**Exercise**
Among the lines below, return each one that contains the word "icon".

**Source data**
#####

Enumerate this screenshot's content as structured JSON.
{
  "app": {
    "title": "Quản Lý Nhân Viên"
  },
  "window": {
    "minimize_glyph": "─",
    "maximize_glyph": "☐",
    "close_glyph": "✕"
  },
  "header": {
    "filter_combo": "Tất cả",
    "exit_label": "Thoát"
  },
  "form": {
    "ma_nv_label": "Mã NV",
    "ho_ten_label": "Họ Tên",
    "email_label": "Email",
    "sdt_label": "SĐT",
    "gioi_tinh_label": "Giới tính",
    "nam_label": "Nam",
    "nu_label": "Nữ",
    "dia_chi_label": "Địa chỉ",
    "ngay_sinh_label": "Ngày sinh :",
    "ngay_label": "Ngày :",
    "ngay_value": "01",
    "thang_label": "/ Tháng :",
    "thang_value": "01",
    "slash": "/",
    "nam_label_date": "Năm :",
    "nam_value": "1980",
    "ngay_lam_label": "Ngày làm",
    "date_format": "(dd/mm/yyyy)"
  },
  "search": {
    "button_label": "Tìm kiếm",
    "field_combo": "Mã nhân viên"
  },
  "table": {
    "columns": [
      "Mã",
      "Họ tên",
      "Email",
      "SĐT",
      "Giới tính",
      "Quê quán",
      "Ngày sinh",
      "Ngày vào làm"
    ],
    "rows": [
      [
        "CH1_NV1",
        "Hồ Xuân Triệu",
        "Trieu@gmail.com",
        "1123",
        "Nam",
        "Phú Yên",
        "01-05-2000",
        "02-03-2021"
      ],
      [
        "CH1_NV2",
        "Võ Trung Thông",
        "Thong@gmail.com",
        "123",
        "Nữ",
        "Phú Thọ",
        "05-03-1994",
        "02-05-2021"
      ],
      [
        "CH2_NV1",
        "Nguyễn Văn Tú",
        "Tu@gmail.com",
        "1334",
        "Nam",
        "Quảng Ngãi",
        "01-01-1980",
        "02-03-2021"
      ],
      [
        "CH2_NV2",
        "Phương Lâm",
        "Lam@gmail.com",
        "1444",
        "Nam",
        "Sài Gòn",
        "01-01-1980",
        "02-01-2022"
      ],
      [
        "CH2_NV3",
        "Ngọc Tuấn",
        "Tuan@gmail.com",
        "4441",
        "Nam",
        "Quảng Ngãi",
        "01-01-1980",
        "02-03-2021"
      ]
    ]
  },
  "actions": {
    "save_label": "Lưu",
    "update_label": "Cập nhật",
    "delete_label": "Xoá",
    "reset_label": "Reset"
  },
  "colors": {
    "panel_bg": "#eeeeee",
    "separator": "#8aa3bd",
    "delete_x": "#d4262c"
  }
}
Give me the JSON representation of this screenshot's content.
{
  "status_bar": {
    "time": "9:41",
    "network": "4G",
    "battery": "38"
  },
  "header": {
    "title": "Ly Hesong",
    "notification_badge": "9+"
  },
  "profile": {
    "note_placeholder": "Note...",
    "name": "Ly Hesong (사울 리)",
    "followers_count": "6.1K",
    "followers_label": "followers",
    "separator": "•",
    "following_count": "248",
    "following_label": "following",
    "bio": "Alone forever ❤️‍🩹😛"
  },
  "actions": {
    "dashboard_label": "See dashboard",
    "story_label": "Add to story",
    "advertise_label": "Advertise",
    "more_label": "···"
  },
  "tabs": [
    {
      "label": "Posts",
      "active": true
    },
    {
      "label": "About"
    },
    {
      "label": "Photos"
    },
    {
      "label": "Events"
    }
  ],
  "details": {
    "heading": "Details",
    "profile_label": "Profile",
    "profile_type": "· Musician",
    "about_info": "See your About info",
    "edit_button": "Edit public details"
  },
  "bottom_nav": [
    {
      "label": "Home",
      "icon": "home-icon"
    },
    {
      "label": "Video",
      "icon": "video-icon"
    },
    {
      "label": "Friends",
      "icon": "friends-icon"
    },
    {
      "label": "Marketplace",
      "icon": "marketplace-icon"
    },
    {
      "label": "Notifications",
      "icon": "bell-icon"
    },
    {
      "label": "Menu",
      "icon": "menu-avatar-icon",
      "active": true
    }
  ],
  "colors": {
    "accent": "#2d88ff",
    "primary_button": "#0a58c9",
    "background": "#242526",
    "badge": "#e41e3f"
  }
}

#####

**Finished task**
      "icon": "home-icon"
      "icon": "video-icon"
      "icon": "friends-icon"
      "icon": "marketplace-icon"
      "icon": "bell-icon"
      "icon": "menu-avatar-icon",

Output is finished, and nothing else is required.